Deconstructing Moody Poems: The Love Song of J. Alfred Prufrock and Do Not go Gentle into That Good Night

Reference & EducationPoetry

  • Author Paul Thomson
  • Published May 19, 2010
  • Word count 598

Dylan Thomas and T.S. Eliot are probably the two moodiest poets we're forced to read during high school. The real shame of the impression this leaves is that, when read correctly, they're actually full of the life-affirming stuff that makes good poetry so endlessly readable. To prove a point, let's take a look at two of their most morose works.

Dylan Thomas's "Do Not Go Gentle into That Good Night" is a villanelle (see also: ridiculously controlled poem) that urges us to resist mortality, even until our dying breath. The poem's structure has an inner tension that compliments its literal message; while the steady one-two beat mimics the onslaught of time, the harsh vowels and jarring consonants fight the poem's flow, obeying the narrator's command not to go down without a fight.

The word "rage," which sums up the entire message of the poem, appears eight times across just nineteen lines - which is a form of defiance in itself, since the word is harsh and awkward to pronounce. (Just say it out loud: RAYdjuh.) More importantly, it's also the first word in the poem to interrupt the pattern of emphasizing every second syllable, thereby flipping a literary birdie to the implied tick-tock of time.
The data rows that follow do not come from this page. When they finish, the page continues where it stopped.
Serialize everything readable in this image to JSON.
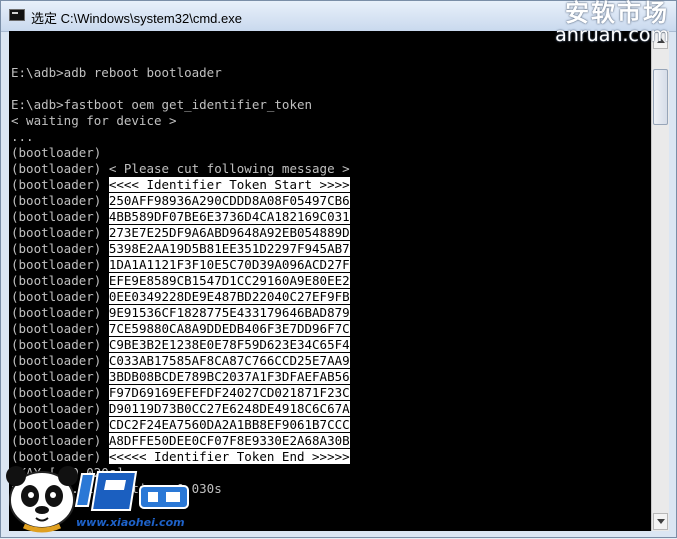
{
  "window": {
    "title": "选定 C:\\Windows\\system32\\cmd.exe"
  },
  "watermark_top": {
    "cn": "安软市场",
    "en": "anruan.com"
  },
  "watermark_logo": {
    "text": "www.xiaohei.com"
  },
  "console": {
    "lines": [
      {
        "text": ""
      },
      {
        "text": "E:\\adb>adb reboot bootloader"
      },
      {
        "text": ""
      },
      {
        "text": "E:\\adb>fastboot oem get_identifier_token"
      },
      {
        "text": "< waiting for device >"
      },
      {
        "text": "..."
      },
      {
        "text": "(bootloader)"
      },
      {
        "prefix": "(bootloader) ",
        "text": "< Please cut following message >"
      },
      {
        "prefix": "(bootloader) ",
        "text": "<<<< Identifier Token Start >>>>",
        "highlight": true
      },
      {
        "prefix": "(bootloader) ",
        "text": "250AFF98936A290CDDD8A08F05497CB6",
        "highlight": true
      },
      {
        "prefix": "(bootloader) ",
        "text": "4BB589DF07BE6E3736D4CA182169C031",
        "highlight": true
      },
      {
        "prefix": "(bootloader) ",
        "text": "273E7E25DF9A6ABD9648A92EB054889D",
        "highlight": true
      },
      {
        "prefix": "(bootloader) ",
        "text": "5398E2AA19D5B81EE351D2297F945AB7",
        "highlight": true
      },
      {
        "prefix": "(bootloader) ",
        "text": "1DA1A1121F3F10E5C70D39A096ACD27F",
        "highlight": true
      },
      {
        "prefix": "(bootloader) ",
        "text": "EFE9E8589CB1547D1CC29160A9E80EE2",
        "highlight": true
      },
      {
        "prefix": "(bootloader) ",
        "text": "0EE0349228DE9E487BD22040C27EF9FB",
        "highlight": true
      },
      {
        "prefix": "(bootloader) ",
        "text": "9E91536CF1828775E433179646BAD879",
        "highlight": true
      },
      {
        "prefix": "(bootloader) ",
        "text": "7CE59880CA8A9DDEDB406F3E7DD96F7C",
        "highlight": true
      },
      {
        "prefix": "(bootloader) ",
        "text": "C9BE3B2E1238E0E78F59D623E34C65F4",
        "highlight": true
      },
      {
        "prefix": "(bootloader) ",
        "text": "C033AB17585AF8CA87C766CCD25E7AA9",
        "highlight": true
      },
      {
        "prefix": "(bootloader) ",
        "text": "3BDB08BCDE789BC2037A1F3DFAEFAB56",
        "highlight": true
      },
      {
        "prefix": "(bootloader) ",
        "text": "F97D69169EFEFDF24027CD021871F23C",
        "highlight": true
      },
      {
        "prefix": "(bootloader) ",
        "text": "D90119D73B0CC27E6248DE4918C6C67A",
        "highlight": true
      },
      {
        "prefix": "(bootloader) ",
        "text": "CDC2F24EA7560DA2A1BB8EF9061B7CCC",
        "highlight": true
      },
      {
        "prefix": "(bootloader) ",
        "text": "A8DFFE50DEE0CF07F8E9330E2A68A30B",
        "highlight": true
      },
      {
        "prefix": "(bootloader) ",
        "text": "<<<<< Identifier Token End >>>>>",
        "highlight": true
      },
      {
        "text": "OKAY [  0.020s]"
      },
      {
        "text": "finished. total time: 0.030s"
      }
    ]
  },
  "colors": {
    "console_bg": "#000000",
    "console_fg": "#c0c0c0",
    "selection_bg": "#ffffff",
    "selection_fg": "#000000"
  }
}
Check out the first stanza:

Do NOT go GEN-tle IN-to THAT good NIGHT, Old AGE should BURN and RAVE at CLOSE of DAY; RAGE, RAGE a-GAINST the DY-ing OF the LIGHT.

The discord caused by repeating "rage" draws all the attention away from the end of the line, putting the spotlight on the struggle rather than the defeat. In contrast, it's no accident that the softest sounding phrase in the poem is "the dying of the light," since death is, after all, what threatens to take the all fight out of us. In the final stanza, we discover that the narrator is specifically addressing his dying father, which explains the poem's urgency and pushes the argument beyond the hypothetical.

T. S. Eliot's Love Song of J. Alfred Prufrock is also about death, but unlike Do Not Go Gentle into That Good Night, it has the distracted, ambling verse of a man trying to convince himself that life isn't a race. Although the poem's structural irregularity resists the overall temporal flow, it's more an act of denial than bravery; Prufrock deliberates obsessively, and before long, certain elements of his thinking start to repeat. "There will be time," he likes to tell himself, not realizing that this recurring affirmation becomes the ticking clock of his own mortality.

After running the reader in ambiguous, indecisive circles, Prufrock comes to the depressing conclusion that he should not "disturb the universe" by being taking any chances. At the moment of his surrender, he switches into the most regular, structured stanza of the entire poem, which begins with "No! I am not Prince Hamlet, nor was meant to be." Prufrock then describes himself as a middling pawn who'll leave behind no legacy, which is why we aren't surprised that he's suddenly finally fallen into step with the rhythm of time - and the inevitability of defeat.

Unlike the "grave men" of Thomas's poem, Prufrock doesn't "see with blinding sight" when confronted with his own transience. Instead, he shies away from society because its judgments "fix you in a formulated phrase" - only to fix himself in the most carefully formulated phrases in the poem when he decides to submit to old age. Whereas Dylan Thomas yells unrepentantly in our faces, T.S. Eliot simply demonstrates why it’s better to go out with a bang than a whimper.

Shmoop is an online study guide for poetry like Love Song of J. Alfred Prufrock, Do Not Go Gentle into That Good Night, and many more. Its content is written by Ph.D. and Masters students from top universities.

Article source:
This article has been viewed 3,712 times.

Rate article

Article comments

There are no posted comments.